Eye in sky will help Renville County enforce buffer law
OLIVIA, Minn. - Renville County is turning to an eye in the sky to help it enforce Minnesota's new buffer law.Pictometry of Rochester, N.Y., will be providing the county with enhanced aerial images of the entire county. The company's computer sof...
OLIVIA, Minn. - Renville County is turning to an eye in the sky to help it enforce Minnesota's new buffer law.
Pictometry of Rochester, N.Y., will be providing the county with enhanced aerial images of the entire county. The company's computer software will layer the images with LiDAR, or Light, Detection and Range survey data. With a few clicks of a computer mouse, county staff will be able to accurately assess whether individual properties are in compliance with the law.
"It should be a massive time saver,'' said Larry Zupke, county drainage inspector.
Renville County has 151 ditch systems. There are 767 miles of open, public ditches that will require an estimated 3,000 acres of buffers. The county also has miles of public waterways where buffers are required.
The Renville County Board of Commissioners at their Nov. 14 meeting approved an agreement with Pictometry to provide the enhanced images. The action followed a presentation one week earlier by Dean Larson of Pictometry.
Renville County is among 1,400 counties across the country already relying on Pictometry's images for identifying property parcels for property tax and other purposes. Pictometry uses airplanes to fly over the county in early spring before the trees leaf out and capture images of every parcel of land from the four cardinal directions.
The standard views are captured at a resolution where each pixel on an image represents 81 square inches of ground, according to Larson.
With the enhanced version, Pictometry will capture views where each pixel represents 36 square inches of ground, or more than double the resolution.
Computer software that's part of the system makes it possible to click on the images and draw a line from the ditch bank to the end of the buffer to instantly get an accurate measurement of the width. The measurement system is 99 percent accurate, according to Larson. The 1 percent margin is human error.
Zupke said county staff already uses the Pictometry system for ditch matters. It's proven very helpful in identifying parcels and ownership within ditch systems. That's especially important now. The county is undertaking a redetermination of benefits process on a number of systems each year.
Redetermination of benefits is a procedure to appraise the benefits of a drainage system to the affected parcels, and then apportion repair or maintenance assessments accordingly.
Pictometry will be flying over Renville County during late March and early April in each of the next two years as part of the new agreement. The county will pay the company $180,000 over three years as part of the agreement for its services.
The county can use funds provided by the state for buffer law enforcement to pay for the Pictometry service. The county is expecting $150,000 in state funds this year and $200,000 next year, according to Zupke. He said the county is also expecting to add a staff position with the Soil and Water Conservation District to assist landowners.
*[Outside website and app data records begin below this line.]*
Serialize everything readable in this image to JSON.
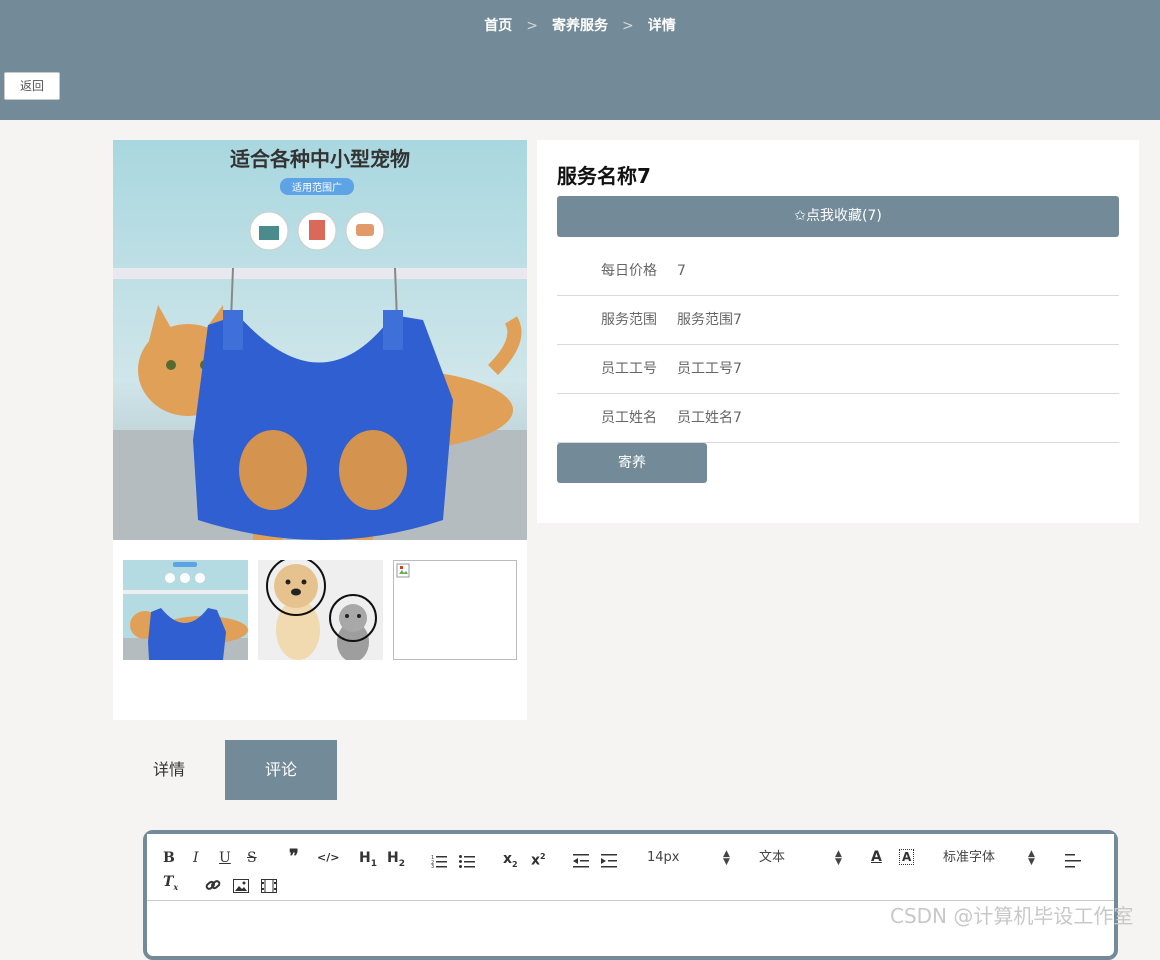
{
  "breadcrumb": {
    "home": "首页",
    "sep1": ">",
    "service": "寄养服务",
    "sep2": ">",
    "current": "详情"
  },
  "back_label": "返回",
  "gallery": {
    "main_image_text": {
      "title": "适合各种中小型宠物",
      "badge": "适用范围广"
    },
    "thumbnails": [
      "cat-in-sling",
      "dog-and-cat-cones",
      "broken-image"
    ]
  },
  "service": {
    "name": "服务名称7",
    "favorite_label": "✩点我收藏(7)",
    "fields": [
      {
        "label": "每日价格",
        "value": "7"
      },
      {
        "label": "服务范围",
        "value": "服务范围7"
      },
      {
        "label": "员工工号",
        "value": "员工工号7"
      },
      {
        "label": "员工姓名",
        "value": "员工姓名7"
      }
    ],
    "board_label": "寄养"
  },
  "tabs": [
    {
      "label": "详情",
      "active": false
    },
    {
      "label": "评论",
      "active": true
    }
  ],
  "editor": {
    "font_size": "14px",
    "paragraph": "文本",
    "font_family": "标准字体",
    "icons": [
      "bold-icon",
      "italic-icon",
      "underline-icon",
      "strikethrough-icon",
      "quote-icon",
      "code-icon",
      "h1-icon",
      "h2-icon",
      "ordered-list-icon",
      "bullet-list-icon",
      "subscript-icon",
      "superscript-icon",
      "outdent-icon",
      "indent-icon",
      "font-color-icon",
      "background-color-icon",
      "align-left-icon",
      "clear-format-icon",
      "link-icon",
      "image-icon",
      "video-icon"
    ]
  },
  "watermark": "CSDN @计算机毕设工作室",
  "colors": {
    "accent": "#738a98",
    "page_bg": "#f5f4f2"
  }
}
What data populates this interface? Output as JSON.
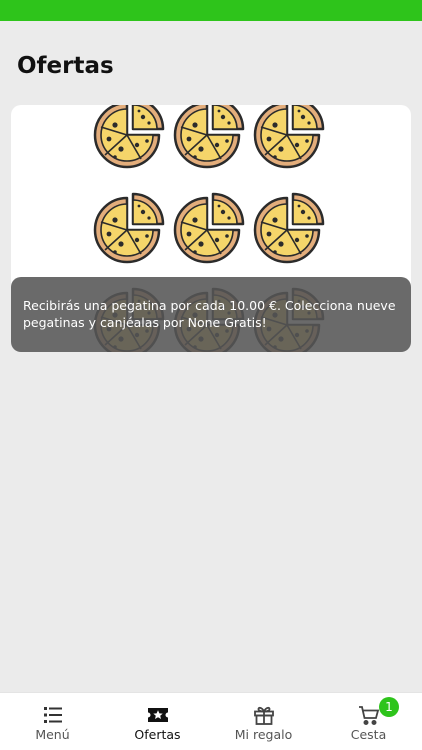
{
  "colors": {
    "accent": "#2ec41b",
    "background": "#ebebeb",
    "card": "#ffffff",
    "overlay": "#555555",
    "pizza_crust": "#e3ad7b",
    "pizza_cheese": "#f5d56a",
    "pizza_outline": "#2b2b2b"
  },
  "header": {
    "title": "Ofertas"
  },
  "offer": {
    "stamp_icon": "pizza-icon",
    "stamps_total": 9,
    "message": "Recibirás una pegatina por cada 10.00 €. Colecciona nueve pegatinas y canjéalas por None Gratis!"
  },
  "tabbar": {
    "items": [
      {
        "label": "Menú",
        "icon": "list-icon",
        "active": false
      },
      {
        "label": "Ofertas",
        "icon": "ticket-star-icon",
        "active": true
      },
      {
        "label": "Mi regalo",
        "icon": "gift-icon",
        "active": false
      },
      {
        "label": "Cesta",
        "icon": "cart-icon",
        "active": false,
        "badge": "1"
      }
    ]
  }
}
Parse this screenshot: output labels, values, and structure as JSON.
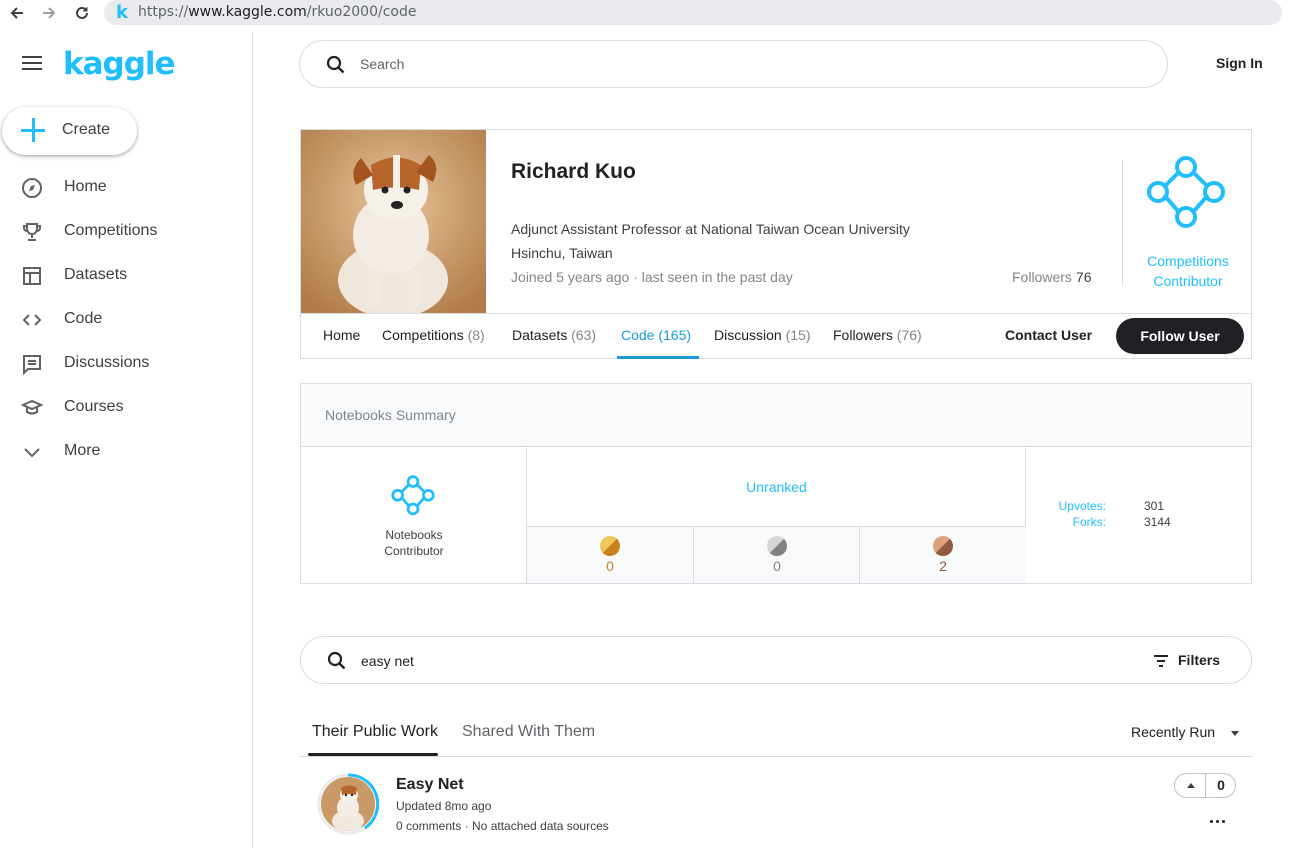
{
  "browser": {
    "url_prefix": "https://",
    "url_domain": "www.kaggle.com",
    "url_path": "/rkuo2000/code",
    "favicon": "k"
  },
  "sidebar": {
    "logo": "kaggle",
    "create_label": "Create",
    "items": [
      {
        "label": "Home",
        "icon": "compass-icon"
      },
      {
        "label": "Competitions",
        "icon": "trophy-icon"
      },
      {
        "label": "Datasets",
        "icon": "table-icon"
      },
      {
        "label": "Code",
        "icon": "code-icon"
      },
      {
        "label": "Discussions",
        "icon": "comment-icon"
      },
      {
        "label": "Courses",
        "icon": "graduation-cap-icon"
      },
      {
        "label": "More",
        "icon": "chevron-down-icon"
      }
    ]
  },
  "header": {
    "search_placeholder": "Search",
    "sign_in": "Sign In"
  },
  "profile": {
    "name": "Richard Kuo",
    "occupation": "Adjunct Assistant Professor at National Taiwan Ocean University",
    "location": "Hsinchu, Taiwan",
    "joined": "Joined 5 years ago · last seen in the past day",
    "followers_label": "Followers",
    "followers_count": "76",
    "tier_line1": "Competitions",
    "tier_line2": "Contributor",
    "tabs": [
      {
        "label": "Home",
        "count": ""
      },
      {
        "label": "Competitions",
        "count": "(8)"
      },
      {
        "label": "Datasets",
        "count": "(63)"
      },
      {
        "label": "Code",
        "count": "(165)"
      },
      {
        "label": "Discussion",
        "count": "(15)"
      },
      {
        "label": "Followers",
        "count": "(76)"
      }
    ],
    "contact_user": "Contact User",
    "follow_user": "Follow User"
  },
  "notebooks_summary": {
    "title": "Notebooks Summary",
    "tier_line1": "Notebooks",
    "tier_line2": "Contributor",
    "rank": "Unranked",
    "medals": [
      {
        "type": "gold",
        "count": "0",
        "color": "#c9821b"
      },
      {
        "type": "silver",
        "count": "0",
        "color": "#838280"
      },
      {
        "type": "bronze",
        "count": "2",
        "color": "#8e5b3d"
      }
    ],
    "upvotes_label": "Upvotes:",
    "upvotes": "301",
    "forks_label": "Forks:",
    "forks": "3144"
  },
  "code_search": {
    "value": "easy net",
    "filters_label": "Filters"
  },
  "work_tabs": {
    "public": "Their Public Work",
    "shared": "Shared With Them",
    "sort": "Recently Run"
  },
  "notebook": {
    "title": "Easy Net",
    "updated": "Updated 8mo ago",
    "meta": "0 comments · No attached data sources",
    "votes": "0"
  },
  "colors": {
    "accent": "#20beff",
    "link_active": "#1a9bd8",
    "dark_button": "#202124"
  }
}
Overall, Zupke said it appears that landowners in the county are working to comply with the new law.
On average, one to two landowners are contacting the Renville County Soil and Water Conservation District office each day for information or assistance on how they can comply with the law, according to Holly Hatlewick, manager of the district.
The buffer law set a Nov. 1, 2017, deadline for buffer compliance along public waterways and a Nov. 1, 2018, for public drainage systems.